Paret was hooked on the ropes in a corner. After seeing the replays numerous times, Griffith coach Gil Clancy said the Santa Clara fighter was given 17 unanswered punches in just over five seconds. Some of them also smashed his head against the post that held the ropes of the ring.

When referee Rudy Goldstein separated the fighters, Paret slid to the floor. He was taken out of the ring on a stretcher and transported to Roosevelt Hospital in Manhattan, where he was rushed into emergency surgery to remove several blood clots. Doctors found evidence of brain damage.

John Crisp, then one of the hospital's chief surgeons, said there were 10,000 chances against one that Paret would regain "total control of his body." On April 3, without having regained consciousness, the Cuban fighter died at the age of 25, a victim of a brutal beating.

Fifty-five years following the fatal blow, Paret's widow, known among her friends simply as Lucy, still has a hard time talking about it. The wound remains raw. As soon as someone asks her for details, she breaks down, tears staining her cheeks. She recovers only when evoking the man she loved, the only one in her life. She never remarried because she did not want a stepfather for the two children she had with Benny.

"He was very attentive and noble," said Luz Selenia, full of nostalgia in her apartment in Cutler Bay, where the former New Yorker now lives. "At that time, Cubans were arriving in New York, fleeing from Fidel Castro, and my husband would give them a hand, help them out. He spent whatever he had to cover their needs, he was very humble."

Luz Selenia met Benny in 1958. She was 17 and danced at the Tropicana Latin club in the Bronx, owned by Cuba native Manuel Alfaro, who also served as Paret's boxing manager.

"One night Benny went to the club and Alfaro called me over to the table where they were both sitting," Luz Selenia recalled. "Benny invited me to one of his fights. I did not like it, do not like it and will never like boxing, but I went. Then he invited me to the movies."

What Luz Selenia liked most about Benny was his sense of joy and that he was a great dancer.

Paret made his boxing debut in May 1958 in the United States with a match against Bobby Shell, at St. Nicholas Arena in New York, having won 22 fights and lost two in Cuba, where he would never fight again.

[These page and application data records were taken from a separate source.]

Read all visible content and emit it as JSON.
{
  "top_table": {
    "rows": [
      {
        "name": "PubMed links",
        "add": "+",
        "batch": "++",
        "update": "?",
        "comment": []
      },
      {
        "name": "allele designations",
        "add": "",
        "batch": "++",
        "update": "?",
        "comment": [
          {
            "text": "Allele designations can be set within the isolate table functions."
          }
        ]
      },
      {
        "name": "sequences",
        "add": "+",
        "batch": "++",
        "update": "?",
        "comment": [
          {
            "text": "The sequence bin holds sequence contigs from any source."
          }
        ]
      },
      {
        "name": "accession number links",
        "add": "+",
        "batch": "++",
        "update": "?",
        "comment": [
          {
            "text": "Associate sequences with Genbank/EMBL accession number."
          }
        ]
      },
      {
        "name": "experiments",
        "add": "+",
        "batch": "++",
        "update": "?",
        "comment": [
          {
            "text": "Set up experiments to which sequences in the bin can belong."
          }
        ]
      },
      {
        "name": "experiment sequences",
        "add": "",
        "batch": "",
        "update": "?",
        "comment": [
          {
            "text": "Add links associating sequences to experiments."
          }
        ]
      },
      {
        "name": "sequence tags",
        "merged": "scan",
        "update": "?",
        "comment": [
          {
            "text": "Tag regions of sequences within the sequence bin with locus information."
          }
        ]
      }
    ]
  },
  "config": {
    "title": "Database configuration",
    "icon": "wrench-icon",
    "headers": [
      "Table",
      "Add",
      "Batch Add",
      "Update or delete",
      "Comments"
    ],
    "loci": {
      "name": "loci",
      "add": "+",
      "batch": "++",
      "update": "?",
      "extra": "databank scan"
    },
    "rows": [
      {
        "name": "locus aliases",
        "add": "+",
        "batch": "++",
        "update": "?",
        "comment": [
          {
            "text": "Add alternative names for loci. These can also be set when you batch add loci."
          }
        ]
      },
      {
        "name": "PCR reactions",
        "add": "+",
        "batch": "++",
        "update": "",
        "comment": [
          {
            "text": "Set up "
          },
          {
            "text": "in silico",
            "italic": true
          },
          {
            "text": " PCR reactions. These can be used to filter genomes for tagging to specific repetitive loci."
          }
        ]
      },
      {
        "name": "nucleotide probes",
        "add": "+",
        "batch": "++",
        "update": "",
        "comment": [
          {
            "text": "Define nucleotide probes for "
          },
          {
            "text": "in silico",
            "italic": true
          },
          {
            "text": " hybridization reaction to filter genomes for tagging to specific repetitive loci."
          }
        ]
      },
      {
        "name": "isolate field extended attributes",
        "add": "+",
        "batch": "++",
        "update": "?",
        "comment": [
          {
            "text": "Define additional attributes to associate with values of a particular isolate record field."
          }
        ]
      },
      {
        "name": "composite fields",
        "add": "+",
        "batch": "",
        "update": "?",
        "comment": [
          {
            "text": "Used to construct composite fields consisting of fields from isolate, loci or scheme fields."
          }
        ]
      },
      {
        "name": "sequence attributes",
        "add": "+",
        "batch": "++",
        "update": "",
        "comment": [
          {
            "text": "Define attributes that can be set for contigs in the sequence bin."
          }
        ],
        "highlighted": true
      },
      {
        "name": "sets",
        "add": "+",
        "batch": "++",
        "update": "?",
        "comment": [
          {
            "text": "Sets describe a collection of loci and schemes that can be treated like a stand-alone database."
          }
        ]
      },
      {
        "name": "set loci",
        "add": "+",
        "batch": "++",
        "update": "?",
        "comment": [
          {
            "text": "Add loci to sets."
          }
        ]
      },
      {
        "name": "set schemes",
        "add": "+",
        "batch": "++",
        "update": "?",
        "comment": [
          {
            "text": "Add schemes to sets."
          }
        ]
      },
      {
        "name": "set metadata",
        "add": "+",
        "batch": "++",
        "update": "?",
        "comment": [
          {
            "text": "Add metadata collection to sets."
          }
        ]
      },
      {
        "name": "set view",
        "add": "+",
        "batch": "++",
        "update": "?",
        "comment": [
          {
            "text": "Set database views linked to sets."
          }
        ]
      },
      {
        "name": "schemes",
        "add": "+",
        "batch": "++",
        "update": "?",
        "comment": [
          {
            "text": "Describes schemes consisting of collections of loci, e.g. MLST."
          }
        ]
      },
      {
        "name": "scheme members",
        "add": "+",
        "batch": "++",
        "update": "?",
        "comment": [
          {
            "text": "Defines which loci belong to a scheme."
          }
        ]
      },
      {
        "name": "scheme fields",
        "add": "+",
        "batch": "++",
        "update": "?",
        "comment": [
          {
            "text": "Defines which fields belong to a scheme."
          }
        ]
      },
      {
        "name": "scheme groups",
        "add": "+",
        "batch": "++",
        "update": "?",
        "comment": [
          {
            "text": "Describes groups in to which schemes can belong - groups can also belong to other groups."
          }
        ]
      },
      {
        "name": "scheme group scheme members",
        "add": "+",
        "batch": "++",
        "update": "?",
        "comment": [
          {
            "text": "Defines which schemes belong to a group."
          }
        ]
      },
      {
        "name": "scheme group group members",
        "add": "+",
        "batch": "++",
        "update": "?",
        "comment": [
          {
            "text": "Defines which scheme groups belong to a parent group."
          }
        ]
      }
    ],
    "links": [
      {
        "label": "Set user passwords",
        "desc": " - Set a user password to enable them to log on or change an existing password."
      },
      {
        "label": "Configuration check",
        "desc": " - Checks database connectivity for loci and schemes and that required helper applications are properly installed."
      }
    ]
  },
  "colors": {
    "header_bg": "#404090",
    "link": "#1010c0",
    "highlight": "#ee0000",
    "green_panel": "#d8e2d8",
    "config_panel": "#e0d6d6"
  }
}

Born in Puerto Rico, Luz Selenia was raised in New York. Her mother died when she was young and her father remarried. She chose her independence. And when she met Benny she felt her life was headed in the right direction. She moved in with him and in 1960, Benny Jr. was born. In February of that same year the couple married.

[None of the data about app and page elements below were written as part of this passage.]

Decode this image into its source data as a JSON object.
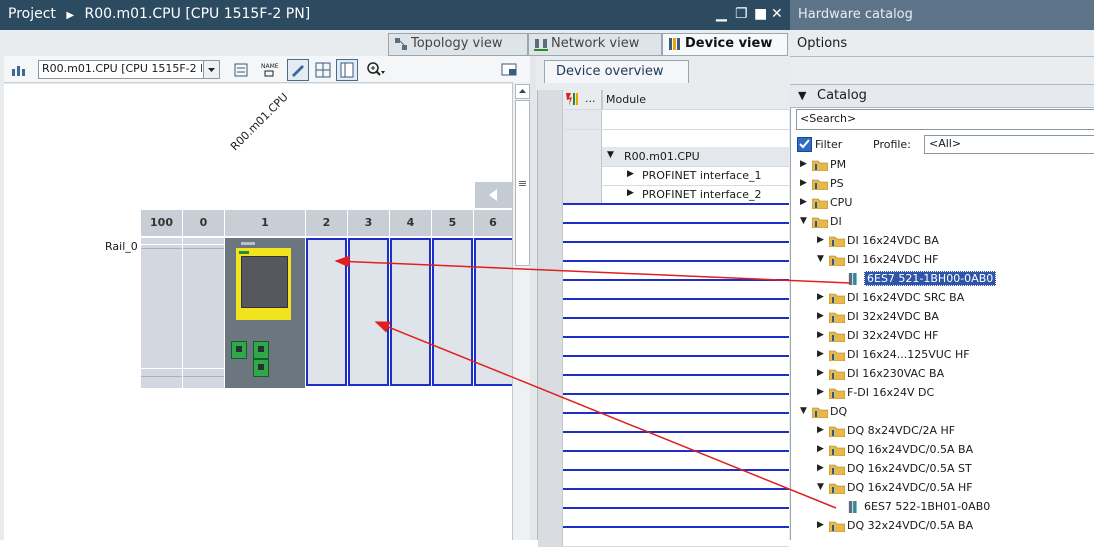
{
  "window": {
    "breadcrumb": [
      "Project",
      "R00.m01.CPU [CPU 1515F-2 PN]"
    ],
    "panel_title": "Hardware catalog"
  },
  "view_tabs": [
    {
      "label": "Topology view",
      "icon": "topology-icon"
    },
    {
      "label": "Network view",
      "icon": "network-icon"
    },
    {
      "label": "Device view",
      "icon": "device-icon",
      "active": true
    }
  ],
  "toolbar": {
    "device_select": "R00.m01.CPU [CPU 1515F-2 PN]"
  },
  "canvas": {
    "device_label": "R00.m01.CPU",
    "rail_label": "Rail_0",
    "slots": [
      "100",
      "0",
      "1",
      "2",
      "3",
      "4",
      "5",
      "6"
    ]
  },
  "overview": {
    "tab_label": "Device overview",
    "col_dots": "...",
    "col_module": "Module",
    "rows": [
      {
        "name": "R00.m01.CPU",
        "expanded": true
      },
      {
        "name": "PROFINET interface_1",
        "expanded": false
      },
      {
        "name": "PROFINET interface_2",
        "expanded": false
      }
    ]
  },
  "catalog": {
    "options_label": "Options",
    "section_label": "Catalog",
    "search_placeholder": "<Search>",
    "filter_label": "Filter",
    "filter_checked": true,
    "profile_label": "Profile:",
    "profile_value": "<All>",
    "tree": [
      {
        "label": "PM",
        "level": 0,
        "expanded": false,
        "type": "folder"
      },
      {
        "label": "PS",
        "level": 0,
        "expanded": false,
        "type": "folder"
      },
      {
        "label": "CPU",
        "level": 0,
        "expanded": false,
        "type": "folder"
      },
      {
        "label": "DI",
        "level": 0,
        "expanded": true,
        "type": "folder"
      },
      {
        "label": "DI 16x24VDC BA",
        "level": 1,
        "expanded": false,
        "type": "folder"
      },
      {
        "label": "DI 16x24VDC HF",
        "level": 1,
        "expanded": true,
        "type": "folder"
      },
      {
        "label": "6ES7 521-1BH00-0AB0",
        "level": 2,
        "type": "module",
        "selected": true
      },
      {
        "label": "DI 16x24VDC SRC BA",
        "level": 1,
        "expanded": false,
        "type": "folder"
      },
      {
        "label": "DI 32x24VDC BA",
        "level": 1,
        "expanded": false,
        "type": "folder"
      },
      {
        "label": "DI 32x24VDC HF",
        "level": 1,
        "expanded": false,
        "type": "folder"
      },
      {
        "label": "DI 16x24...125VUC HF",
        "level": 1,
        "expanded": false,
        "type": "folder"
      },
      {
        "label": "DI 16x230VAC BA",
        "level": 1,
        "expanded": false,
        "type": "folder"
      },
      {
        "label": "F-DI 16x24V DC",
        "level": 1,
        "expanded": false,
        "type": "folder"
      },
      {
        "label": "DQ",
        "level": 0,
        "expanded": true,
        "type": "folder"
      },
      {
        "label": "DQ 8x24VDC/2A HF",
        "level": 1,
        "expanded": false,
        "type": "folder"
      },
      {
        "label": "DQ 16x24VDC/0.5A BA",
        "level": 1,
        "expanded": false,
        "type": "folder"
      },
      {
        "label": "DQ 16x24VDC/0.5A ST",
        "level": 1,
        "expanded": false,
        "type": "folder"
      },
      {
        "label": "DQ 16x24VDC/0.5A HF",
        "level": 1,
        "expanded": true,
        "type": "folder"
      },
      {
        "label": "6ES7 522-1BH01-0AB0",
        "level": 2,
        "type": "module"
      },
      {
        "label": "DQ 32x24VDC/0.5A BA",
        "level": 1,
        "expanded": false,
        "type": "folder"
      }
    ]
  },
  "colors": {
    "title_bar": "#2c4a60",
    "slot_border": "#1e2ec8",
    "arrow": "#e02020",
    "selection": "#2e55a8",
    "cpu_yellow": "#f1e41e"
  }
}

The night of the tragedy she was in the house Paret had bought in Miami, since she was pregnant with her second child and had no desire to travel.

The bout was broadcast live on NBC. In April 1961, at the Convention Center in Miami Beach, Griffith had knocked out Paret in the 13th round and had stripped him of his world champion crown. Five months later, Paret regained the belt with a decision win divided in 15 rounds. The two would face each other again in a third and final combat.

It is said that there were about 7,500 people at Madison Square Garden and an estimated 14 million more followed the fight on television, which would be the first time a deadly match was broadcast on live TV. It was a real shock for viewers.

Twenty-one months later, a second deadly scene would be broadcast when Jack Ruby shot point-blank in front of the TV cameras and killed Lee Harvey Oswald, the alleged assassin of President John F. Kennedy.

After the tragedy, Luz Selenia remained in Miami, the place where Benny felt at home.

"Benny had bought a house in Miami, where he liked to live," Luz Selenia said. "I met him 60 years ago and he died. He was a man who made his living in a rough sport, but he had a generous heart. I don't even know what made me fall in love with him."

Griffith died on July 23, 2013, at age 75.